Classy restaurants across the country are doing away with traditional reservations. Instead, well-heeled diners at these establishments need meal tickets—quite literally, NPR reports. At Trois Mec in Los Angeles, for instance, you can score $100 tickets for a five-course meal; that includes tax and tip. (The tickets are sold online but go quickly.) In San Francisco, chef Daniel Patterson recently began ticketing for his restaurant, Coi. He made the decision in part because diners who'd made reservations often didn't actually come.—wasting his restaurant's time and money.

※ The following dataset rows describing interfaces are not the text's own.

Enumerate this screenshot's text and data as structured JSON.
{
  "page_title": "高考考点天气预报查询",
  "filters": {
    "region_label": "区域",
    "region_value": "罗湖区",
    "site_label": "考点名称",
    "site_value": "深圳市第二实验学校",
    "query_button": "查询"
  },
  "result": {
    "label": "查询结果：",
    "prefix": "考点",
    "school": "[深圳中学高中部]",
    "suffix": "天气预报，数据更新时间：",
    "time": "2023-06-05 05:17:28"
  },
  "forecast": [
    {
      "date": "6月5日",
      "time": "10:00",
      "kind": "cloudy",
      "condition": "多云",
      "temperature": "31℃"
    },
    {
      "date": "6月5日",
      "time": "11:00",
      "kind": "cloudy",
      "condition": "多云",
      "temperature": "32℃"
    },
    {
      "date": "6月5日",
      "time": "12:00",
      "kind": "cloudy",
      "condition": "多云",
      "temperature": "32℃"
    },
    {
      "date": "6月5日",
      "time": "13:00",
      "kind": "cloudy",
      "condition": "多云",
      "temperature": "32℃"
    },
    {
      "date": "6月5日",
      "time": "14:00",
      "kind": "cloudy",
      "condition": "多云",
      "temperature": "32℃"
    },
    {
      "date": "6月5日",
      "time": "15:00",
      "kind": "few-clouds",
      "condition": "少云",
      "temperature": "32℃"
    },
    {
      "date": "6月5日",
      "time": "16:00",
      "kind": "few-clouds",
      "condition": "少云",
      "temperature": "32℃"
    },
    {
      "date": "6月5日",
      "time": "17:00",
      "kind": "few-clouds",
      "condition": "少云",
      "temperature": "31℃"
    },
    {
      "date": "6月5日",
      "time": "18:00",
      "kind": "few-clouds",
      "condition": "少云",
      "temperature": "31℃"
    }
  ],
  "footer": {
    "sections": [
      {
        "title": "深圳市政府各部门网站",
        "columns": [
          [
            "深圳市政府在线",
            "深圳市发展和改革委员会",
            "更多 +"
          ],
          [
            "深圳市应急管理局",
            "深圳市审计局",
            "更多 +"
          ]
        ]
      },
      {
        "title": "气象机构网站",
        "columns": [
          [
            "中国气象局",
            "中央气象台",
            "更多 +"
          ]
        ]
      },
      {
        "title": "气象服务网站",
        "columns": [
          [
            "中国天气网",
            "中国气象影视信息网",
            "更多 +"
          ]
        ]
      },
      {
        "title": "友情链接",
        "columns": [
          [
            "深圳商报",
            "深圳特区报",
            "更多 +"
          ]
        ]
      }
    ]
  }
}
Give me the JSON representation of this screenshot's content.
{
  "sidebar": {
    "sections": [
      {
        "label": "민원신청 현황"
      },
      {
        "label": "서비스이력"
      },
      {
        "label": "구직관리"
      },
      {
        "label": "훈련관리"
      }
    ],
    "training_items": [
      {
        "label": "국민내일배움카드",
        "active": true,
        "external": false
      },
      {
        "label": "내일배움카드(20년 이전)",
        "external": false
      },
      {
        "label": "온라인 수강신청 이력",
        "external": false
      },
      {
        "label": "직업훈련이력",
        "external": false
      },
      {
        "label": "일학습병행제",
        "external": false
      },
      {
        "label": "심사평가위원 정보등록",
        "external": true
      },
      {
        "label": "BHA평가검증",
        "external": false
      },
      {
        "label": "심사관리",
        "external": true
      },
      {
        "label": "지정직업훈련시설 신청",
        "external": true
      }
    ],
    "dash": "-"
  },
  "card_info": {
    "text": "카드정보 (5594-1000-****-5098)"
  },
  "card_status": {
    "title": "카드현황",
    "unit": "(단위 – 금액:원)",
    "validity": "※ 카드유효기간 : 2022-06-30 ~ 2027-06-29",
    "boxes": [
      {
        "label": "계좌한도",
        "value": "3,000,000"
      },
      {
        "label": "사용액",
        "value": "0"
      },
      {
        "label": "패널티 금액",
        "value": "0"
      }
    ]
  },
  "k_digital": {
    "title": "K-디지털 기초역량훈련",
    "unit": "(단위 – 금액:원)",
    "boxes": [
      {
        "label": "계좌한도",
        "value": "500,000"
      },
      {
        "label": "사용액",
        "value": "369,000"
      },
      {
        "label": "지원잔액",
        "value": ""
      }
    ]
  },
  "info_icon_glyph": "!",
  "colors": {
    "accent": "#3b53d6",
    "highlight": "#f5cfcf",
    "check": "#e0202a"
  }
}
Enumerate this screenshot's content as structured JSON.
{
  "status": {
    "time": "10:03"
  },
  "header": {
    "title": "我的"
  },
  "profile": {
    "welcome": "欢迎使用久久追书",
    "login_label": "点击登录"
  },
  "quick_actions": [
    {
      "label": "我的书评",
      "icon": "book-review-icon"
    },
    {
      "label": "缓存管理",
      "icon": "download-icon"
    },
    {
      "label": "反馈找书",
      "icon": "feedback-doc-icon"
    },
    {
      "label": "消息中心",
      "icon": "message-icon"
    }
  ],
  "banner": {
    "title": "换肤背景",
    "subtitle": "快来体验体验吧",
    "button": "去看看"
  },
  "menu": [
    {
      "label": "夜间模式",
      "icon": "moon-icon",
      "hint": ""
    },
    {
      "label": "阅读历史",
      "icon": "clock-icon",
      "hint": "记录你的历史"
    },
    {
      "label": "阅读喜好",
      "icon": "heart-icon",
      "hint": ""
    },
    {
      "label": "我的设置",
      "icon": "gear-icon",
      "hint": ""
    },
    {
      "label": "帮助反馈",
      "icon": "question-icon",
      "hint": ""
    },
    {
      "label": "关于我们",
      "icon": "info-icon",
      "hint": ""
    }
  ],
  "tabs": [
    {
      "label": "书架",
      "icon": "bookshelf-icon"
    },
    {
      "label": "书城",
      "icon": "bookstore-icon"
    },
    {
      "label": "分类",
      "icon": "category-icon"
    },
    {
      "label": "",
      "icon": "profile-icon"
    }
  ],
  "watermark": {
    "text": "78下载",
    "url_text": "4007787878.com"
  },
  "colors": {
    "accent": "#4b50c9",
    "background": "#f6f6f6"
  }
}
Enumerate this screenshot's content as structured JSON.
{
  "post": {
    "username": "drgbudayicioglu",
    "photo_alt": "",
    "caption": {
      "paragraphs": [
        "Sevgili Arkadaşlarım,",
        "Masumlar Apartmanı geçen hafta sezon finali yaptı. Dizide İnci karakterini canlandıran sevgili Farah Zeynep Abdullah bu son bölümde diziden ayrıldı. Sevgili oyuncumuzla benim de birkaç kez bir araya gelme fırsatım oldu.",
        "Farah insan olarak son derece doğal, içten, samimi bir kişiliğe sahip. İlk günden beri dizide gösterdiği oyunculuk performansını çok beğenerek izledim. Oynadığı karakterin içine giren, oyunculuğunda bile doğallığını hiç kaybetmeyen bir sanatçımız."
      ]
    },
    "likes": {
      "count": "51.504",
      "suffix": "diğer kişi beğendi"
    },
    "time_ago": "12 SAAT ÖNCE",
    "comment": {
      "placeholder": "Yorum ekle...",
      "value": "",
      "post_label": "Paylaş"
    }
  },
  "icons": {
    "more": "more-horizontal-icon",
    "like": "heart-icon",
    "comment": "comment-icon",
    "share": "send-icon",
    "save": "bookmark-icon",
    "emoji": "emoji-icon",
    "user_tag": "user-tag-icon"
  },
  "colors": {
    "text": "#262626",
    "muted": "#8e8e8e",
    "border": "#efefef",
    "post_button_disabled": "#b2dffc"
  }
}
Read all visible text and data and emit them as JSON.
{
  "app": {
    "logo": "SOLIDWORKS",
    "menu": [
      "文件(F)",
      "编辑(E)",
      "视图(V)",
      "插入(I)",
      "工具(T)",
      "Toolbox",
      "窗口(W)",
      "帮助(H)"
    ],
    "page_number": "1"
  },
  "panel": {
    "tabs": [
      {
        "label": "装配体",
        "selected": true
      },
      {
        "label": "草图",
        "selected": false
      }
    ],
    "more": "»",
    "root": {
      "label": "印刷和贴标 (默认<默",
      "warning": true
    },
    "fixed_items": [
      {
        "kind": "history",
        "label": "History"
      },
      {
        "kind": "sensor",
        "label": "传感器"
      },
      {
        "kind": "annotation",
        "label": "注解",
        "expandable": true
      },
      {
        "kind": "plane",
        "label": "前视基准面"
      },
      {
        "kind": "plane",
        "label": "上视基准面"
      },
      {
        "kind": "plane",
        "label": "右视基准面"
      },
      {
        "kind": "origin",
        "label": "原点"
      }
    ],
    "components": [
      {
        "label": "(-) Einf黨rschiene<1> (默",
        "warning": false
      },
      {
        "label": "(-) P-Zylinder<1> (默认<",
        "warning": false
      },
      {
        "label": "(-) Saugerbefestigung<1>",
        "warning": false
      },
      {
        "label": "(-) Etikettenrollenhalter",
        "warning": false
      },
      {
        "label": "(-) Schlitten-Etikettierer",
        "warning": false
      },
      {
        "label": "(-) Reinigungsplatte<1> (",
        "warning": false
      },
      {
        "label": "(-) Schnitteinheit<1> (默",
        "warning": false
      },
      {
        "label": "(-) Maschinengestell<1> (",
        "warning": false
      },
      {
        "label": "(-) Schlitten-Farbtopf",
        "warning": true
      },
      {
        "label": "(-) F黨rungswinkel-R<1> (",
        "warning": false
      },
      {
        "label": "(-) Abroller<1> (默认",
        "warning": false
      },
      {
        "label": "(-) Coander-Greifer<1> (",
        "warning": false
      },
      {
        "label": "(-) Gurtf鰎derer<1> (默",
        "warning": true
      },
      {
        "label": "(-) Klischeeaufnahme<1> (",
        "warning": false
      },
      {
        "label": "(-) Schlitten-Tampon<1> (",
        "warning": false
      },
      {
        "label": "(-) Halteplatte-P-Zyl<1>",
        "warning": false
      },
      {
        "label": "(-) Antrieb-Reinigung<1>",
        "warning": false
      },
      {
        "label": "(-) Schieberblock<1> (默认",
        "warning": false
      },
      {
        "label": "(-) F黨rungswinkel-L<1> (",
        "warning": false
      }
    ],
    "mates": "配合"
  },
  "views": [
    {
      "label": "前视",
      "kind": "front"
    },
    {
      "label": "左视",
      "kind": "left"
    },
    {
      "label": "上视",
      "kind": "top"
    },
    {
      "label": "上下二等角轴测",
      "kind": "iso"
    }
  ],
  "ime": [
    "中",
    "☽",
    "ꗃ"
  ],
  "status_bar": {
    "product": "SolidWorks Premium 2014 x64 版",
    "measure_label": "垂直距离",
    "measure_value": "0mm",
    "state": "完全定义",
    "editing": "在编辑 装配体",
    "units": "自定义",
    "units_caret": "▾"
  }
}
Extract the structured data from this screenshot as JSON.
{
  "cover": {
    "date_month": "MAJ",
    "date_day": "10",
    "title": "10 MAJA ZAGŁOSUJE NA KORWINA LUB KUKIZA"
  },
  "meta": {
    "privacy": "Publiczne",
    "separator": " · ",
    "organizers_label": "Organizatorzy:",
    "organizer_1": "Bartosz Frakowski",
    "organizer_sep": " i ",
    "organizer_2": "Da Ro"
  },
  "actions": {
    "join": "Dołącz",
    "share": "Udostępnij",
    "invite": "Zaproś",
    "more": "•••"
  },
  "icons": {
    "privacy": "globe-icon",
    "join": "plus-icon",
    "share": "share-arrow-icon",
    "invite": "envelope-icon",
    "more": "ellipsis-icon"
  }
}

"The problem is we're a special occasion restaurant for most people, not a spontaneous decision," he explains to Eater. "A very large percentage of people who make reservations a month or two in advance will cancel them or not show up within the last week, and it's very hard to re-book them." The tickets mean he can keep prices lower, though a meal will still cost you between $145 and $195. The system also lets his staff "spend more time focusing on the guests that are actually coming in and not just moving reservations around, which occupies many hours a day." The ticketing system was the brainchild of Chicago restaurateur Nick Kokonas in 2011, and it's heading to locales such as Austin, Boston, and Philadelphia in the next six months. (In less-pricey restaurant news, the year's most calorie-packed restaurant meal has a whopping 3,540.)